▶ [Material for this task]
• • •

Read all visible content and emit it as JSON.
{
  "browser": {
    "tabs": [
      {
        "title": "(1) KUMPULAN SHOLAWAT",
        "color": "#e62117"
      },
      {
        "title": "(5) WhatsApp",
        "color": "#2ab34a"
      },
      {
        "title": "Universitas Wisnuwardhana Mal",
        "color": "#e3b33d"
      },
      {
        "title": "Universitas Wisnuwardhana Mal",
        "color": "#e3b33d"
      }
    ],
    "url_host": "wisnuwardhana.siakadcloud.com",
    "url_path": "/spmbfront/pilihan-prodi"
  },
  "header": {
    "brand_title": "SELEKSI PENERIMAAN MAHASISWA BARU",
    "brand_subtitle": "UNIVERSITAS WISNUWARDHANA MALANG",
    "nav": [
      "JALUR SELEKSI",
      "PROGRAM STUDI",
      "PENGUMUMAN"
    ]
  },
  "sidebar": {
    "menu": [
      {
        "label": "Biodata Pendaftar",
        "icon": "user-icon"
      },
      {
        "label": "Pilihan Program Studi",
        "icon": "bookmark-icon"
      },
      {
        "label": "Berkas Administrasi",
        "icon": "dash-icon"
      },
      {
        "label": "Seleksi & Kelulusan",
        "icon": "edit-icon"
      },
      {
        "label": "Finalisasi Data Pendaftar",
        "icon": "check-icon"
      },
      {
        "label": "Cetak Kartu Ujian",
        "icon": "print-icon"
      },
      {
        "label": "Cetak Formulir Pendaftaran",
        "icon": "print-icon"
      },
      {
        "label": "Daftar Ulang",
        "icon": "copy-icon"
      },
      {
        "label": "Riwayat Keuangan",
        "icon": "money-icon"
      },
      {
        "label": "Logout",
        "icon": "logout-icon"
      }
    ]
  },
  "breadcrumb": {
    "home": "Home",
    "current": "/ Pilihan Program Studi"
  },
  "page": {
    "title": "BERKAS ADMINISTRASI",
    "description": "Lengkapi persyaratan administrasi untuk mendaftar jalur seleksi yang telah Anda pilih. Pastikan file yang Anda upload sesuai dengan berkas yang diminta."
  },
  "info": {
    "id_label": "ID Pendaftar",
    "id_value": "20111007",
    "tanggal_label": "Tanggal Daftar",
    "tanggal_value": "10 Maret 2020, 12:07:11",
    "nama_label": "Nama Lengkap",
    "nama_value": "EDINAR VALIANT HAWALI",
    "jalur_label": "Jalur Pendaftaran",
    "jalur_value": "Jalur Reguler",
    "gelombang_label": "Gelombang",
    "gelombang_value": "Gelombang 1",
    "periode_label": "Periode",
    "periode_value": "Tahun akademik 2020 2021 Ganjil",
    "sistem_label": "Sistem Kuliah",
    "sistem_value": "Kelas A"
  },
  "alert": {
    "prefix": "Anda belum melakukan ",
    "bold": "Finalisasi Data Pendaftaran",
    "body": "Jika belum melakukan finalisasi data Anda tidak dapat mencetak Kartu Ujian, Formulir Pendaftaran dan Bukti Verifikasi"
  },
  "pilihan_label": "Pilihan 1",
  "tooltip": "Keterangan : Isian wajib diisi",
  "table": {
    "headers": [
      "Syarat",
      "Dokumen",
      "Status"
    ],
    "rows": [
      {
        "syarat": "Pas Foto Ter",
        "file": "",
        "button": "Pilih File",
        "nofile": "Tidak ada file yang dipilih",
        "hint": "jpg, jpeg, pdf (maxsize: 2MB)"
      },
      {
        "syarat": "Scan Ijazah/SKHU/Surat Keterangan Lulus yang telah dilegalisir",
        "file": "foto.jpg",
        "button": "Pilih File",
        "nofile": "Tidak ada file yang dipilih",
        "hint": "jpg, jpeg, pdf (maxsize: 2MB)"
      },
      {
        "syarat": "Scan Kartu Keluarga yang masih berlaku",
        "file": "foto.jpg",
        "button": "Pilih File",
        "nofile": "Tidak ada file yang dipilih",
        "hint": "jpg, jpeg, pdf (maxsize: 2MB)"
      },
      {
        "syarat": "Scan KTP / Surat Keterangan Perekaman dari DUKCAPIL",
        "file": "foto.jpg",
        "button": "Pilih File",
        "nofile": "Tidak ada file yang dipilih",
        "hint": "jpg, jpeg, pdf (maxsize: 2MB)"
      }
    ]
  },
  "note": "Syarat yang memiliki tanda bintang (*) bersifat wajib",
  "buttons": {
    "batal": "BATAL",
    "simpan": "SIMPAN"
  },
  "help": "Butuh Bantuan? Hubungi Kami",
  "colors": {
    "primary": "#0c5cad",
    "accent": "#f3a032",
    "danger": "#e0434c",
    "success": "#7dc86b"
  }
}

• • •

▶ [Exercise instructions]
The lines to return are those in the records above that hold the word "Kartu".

▶ [Completed task]
        "label": "Cetak Kartu Ujian",
    "body": "Jika belum melakukan finalisasi data Anda tidak dapat mencetak Kartu Ujian, Formulir Pendaftaran dan Bukti Verifikasi"
        "syarat": "Scan Kartu Keluarga yang masih berlaku",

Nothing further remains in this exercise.